- To do -
Could you reproduce the entries exactly, omitting every picture?

- Data for processing -
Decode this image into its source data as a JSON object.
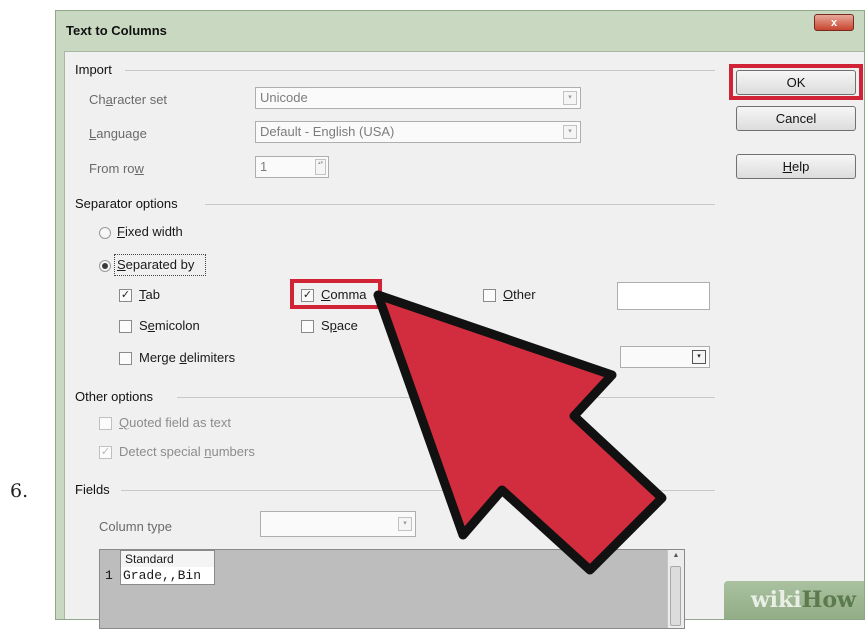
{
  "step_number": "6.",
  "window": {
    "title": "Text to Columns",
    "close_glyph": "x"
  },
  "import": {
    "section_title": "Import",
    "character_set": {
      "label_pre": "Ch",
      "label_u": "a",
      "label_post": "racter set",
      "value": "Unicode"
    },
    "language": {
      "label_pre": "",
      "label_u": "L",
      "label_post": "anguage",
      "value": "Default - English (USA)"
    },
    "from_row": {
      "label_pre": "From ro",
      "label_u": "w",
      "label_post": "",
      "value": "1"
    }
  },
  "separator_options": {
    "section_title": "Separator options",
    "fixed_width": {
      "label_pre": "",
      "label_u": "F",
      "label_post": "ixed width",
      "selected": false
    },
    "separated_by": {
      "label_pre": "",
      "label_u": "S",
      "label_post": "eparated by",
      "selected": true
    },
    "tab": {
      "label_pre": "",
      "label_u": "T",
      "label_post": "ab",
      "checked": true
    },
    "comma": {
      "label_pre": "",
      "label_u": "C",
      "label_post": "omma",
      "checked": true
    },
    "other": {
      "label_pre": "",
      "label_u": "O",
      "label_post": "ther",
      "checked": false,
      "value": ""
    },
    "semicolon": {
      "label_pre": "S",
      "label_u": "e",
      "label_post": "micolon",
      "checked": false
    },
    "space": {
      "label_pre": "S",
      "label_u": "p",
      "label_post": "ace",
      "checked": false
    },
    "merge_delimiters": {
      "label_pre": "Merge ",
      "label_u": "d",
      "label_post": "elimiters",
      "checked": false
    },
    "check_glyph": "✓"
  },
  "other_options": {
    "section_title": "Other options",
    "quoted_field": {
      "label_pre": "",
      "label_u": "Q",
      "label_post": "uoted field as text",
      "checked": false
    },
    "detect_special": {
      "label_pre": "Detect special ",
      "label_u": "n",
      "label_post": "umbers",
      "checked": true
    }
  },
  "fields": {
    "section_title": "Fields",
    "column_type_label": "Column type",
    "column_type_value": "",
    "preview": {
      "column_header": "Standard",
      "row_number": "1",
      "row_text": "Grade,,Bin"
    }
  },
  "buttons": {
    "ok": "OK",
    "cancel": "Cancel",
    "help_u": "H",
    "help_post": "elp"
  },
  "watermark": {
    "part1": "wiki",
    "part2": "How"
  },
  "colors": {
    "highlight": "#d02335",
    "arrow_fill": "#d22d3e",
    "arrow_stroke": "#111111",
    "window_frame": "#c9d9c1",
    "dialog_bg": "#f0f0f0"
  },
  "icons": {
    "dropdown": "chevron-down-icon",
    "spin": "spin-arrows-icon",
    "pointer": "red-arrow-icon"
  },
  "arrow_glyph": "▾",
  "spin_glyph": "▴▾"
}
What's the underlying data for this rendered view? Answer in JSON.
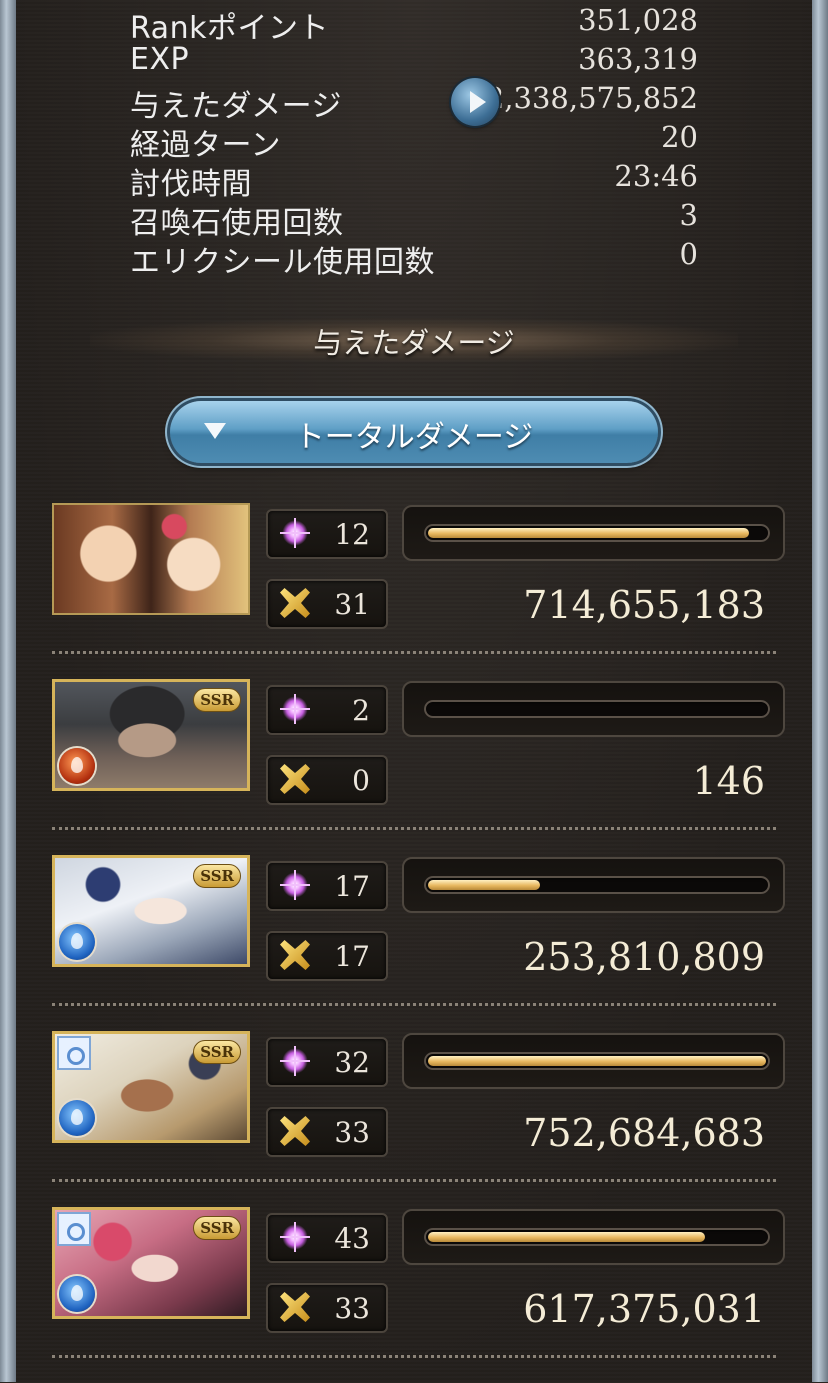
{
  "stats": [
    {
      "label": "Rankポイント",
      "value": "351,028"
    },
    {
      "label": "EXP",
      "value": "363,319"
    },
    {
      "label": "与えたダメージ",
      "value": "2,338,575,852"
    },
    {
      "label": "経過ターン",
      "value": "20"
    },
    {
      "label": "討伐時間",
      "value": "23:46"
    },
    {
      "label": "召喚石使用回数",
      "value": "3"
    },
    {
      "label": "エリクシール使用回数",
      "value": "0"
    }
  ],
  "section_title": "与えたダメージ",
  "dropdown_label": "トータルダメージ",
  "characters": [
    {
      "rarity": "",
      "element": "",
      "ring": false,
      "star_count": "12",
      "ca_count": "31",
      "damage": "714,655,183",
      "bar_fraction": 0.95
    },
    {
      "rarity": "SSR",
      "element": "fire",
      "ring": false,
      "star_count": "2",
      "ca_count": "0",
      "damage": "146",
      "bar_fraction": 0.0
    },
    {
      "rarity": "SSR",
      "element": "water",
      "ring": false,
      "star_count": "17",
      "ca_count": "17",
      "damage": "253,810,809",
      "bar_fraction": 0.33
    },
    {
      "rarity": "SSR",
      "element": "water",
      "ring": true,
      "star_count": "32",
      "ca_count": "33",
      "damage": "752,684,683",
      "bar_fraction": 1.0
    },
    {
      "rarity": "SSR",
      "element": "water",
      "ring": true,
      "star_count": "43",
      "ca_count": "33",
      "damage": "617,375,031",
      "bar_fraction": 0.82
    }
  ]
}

- Output -
Decode this image into its source data as a JSON object.
{
  "step_number": "6.",
  "window": {
    "title": "Text to Columns",
    "close_glyph": "x"
  },
  "import": {
    "section_title": "Import",
    "character_set": {
      "label_pre": "Ch",
      "label_u": "a",
      "label_post": "racter set",
      "value": "Unicode"
    },
    "language": {
      "label_pre": "",
      "label_u": "L",
      "label_post": "anguage",
      "value": "Default - English (USA)"
    },
    "from_row": {
      "label_pre": "From ro",
      "label_u": "w",
      "label_post": "",
      "value": "1"
    }
  },
  "separator_options": {
    "section_title": "Separator options",
    "fixed_width": {
      "label_pre": "",
      "label_u": "F",
      "label_post": "ixed width",
      "selected": false
    },
    "separated_by": {
      "label_pre": "",
      "label_u": "S",
      "label_post": "eparated by",
      "selected": true
    },
    "tab": {
      "label_pre": "",
      "label_u": "T",
      "label_post": "ab",
      "checked": true
    },
    "comma": {
      "label_pre": "",
      "label_u": "C",
      "label_post": "omma",
      "checked": true
    },
    "other": {
      "label_pre": "",
      "label_u": "O",
      "label_post": "ther",
      "checked": false,
      "value": ""
    },
    "semicolon": {
      "label_pre": "S",
      "label_u": "e",
      "label_post": "micolon",
      "checked": false
    },
    "space": {
      "label_pre": "S",
      "label_u": "p",
      "label_post": "ace",
      "checked": false
    },
    "merge_delimiters": {
      "label_pre": "Merge ",
      "label_u": "d",
      "label_post": "elimiters",
      "checked": false
    },
    "check_glyph": "✓"
  },
  "other_options": {
    "section_title": "Other options",
    "quoted_field": {
      "label_pre": "",
      "label_u": "Q",
      "label_post": "uoted field as text",
      "checked": false
    },
    "detect_special": {
      "label_pre": "Detect special ",
      "label_u": "n",
      "label_post": "umbers",
      "checked": true
    }
  },
  "fields": {
    "section_title": "Fields",
    "column_type_label": "Column type",
    "column_type_value": "",
    "preview": {
      "column_header": "Standard",
      "row_number": "1",
      "row_text": "Grade,,Bin"
    }
  },
  "buttons": {
    "ok": "OK",
    "cancel": "Cancel",
    "help_u": "H",
    "help_post": "elp"
  },
  "watermark": {
    "part1": "wiki",
    "part2": "How"
  },
  "colors": {
    "highlight": "#d02335",
    "arrow_fill": "#d22d3e",
    "arrow_stroke": "#111111",
    "window_frame": "#c9d9c1",
    "dialog_bg": "#f0f0f0"
  },
  "icons": {
    "dropdown": "chevron-down-icon",
    "spin": "spin-arrows-icon",
    "pointer": "red-arrow-icon"
  },
  "arrow_glyph": "▾",
  "spin_glyph": "▴▾"
}
What's the underlying data for this rendered view? Answer in JSON.
{
  "stats": [
    {
      "label": "Rankポイント",
      "value": "351,028"
    },
    {
      "label": "EXP",
      "value": "363,319"
    },
    {
      "label": "与えたダメージ",
      "value": "2,338,575,852"
    },
    {
      "label": "経過ターン",
      "value": "20"
    },
    {
      "label": "討伐時間",
      "value": "23:46"
    },
    {
      "label": "召喚石使用回数",
      "value": "3"
    },
    {
      "label": "エリクシール使用回数",
      "value": "0"
    }
  ],
  "section_title": "与えたダメージ",
  "dropdown_label": "トータルダメージ",
  "characters": [
    {
      "rarity": "",
      "element": "",
      "ring": false,
      "star_count": "12",
      "ca_count": "31",
      "damage": "714,655,183",
      "bar_fraction": 0.95
    },
    {
      "rarity": "SSR",
      "element": "fire",
      "ring": false,
      "star_count": "2",
      "ca_count": "0",
      "damage": "146",
      "bar_fraction": 0.0
    },
    {
      "rarity": "SSR",
      "element": "water",
      "ring": false,
      "star_count": "17",
      "ca_count": "17",
      "damage": "253,810,809",
      "bar_fraction": 0.33
    },
    {
      "rarity": "SSR",
      "element": "water",
      "ring": true,
      "star_count": "32",
      "ca_count": "33",
      "damage": "752,684,683",
      "bar_fraction": 1.0
    },
    {
      "rarity": "SSR",
      "element": "water",
      "ring": true,
      "star_count": "43",
      "ca_count": "33",
      "damage": "617,375,031",
      "bar_fraction": 0.82
    }
  ]
}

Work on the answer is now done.